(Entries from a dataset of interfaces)
-------------------------

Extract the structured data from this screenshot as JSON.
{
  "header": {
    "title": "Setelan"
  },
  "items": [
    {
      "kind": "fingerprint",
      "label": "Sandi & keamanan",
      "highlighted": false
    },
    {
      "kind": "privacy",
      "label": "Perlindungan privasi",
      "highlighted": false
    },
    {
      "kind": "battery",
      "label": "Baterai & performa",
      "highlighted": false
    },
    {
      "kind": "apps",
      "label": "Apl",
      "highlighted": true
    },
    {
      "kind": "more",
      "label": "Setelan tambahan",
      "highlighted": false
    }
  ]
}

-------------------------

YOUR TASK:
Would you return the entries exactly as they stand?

OUTPUT OF THE EXERCISE:
Extract the structured data from this screenshot as JSON.
{
  "header": {
    "title": "Setelan"
  },
  "items": [
    {
      "kind": "fingerprint",
      "label": "Sandi & keamanan",
      "highlighted": false
    },
    {
      "kind": "privacy",
      "label": "Perlindungan privasi",
      "highlighted": false
    },
    {
      "kind": "battery",
      "label": "Baterai & performa",
      "highlighted": false
    },
    {
      "kind": "apps",
      "label": "Apl",
      "highlighted": true
    },
    {
      "kind": "more",
      "label": "Setelan tambahan",
      "highlighted": false
    }
  ]
}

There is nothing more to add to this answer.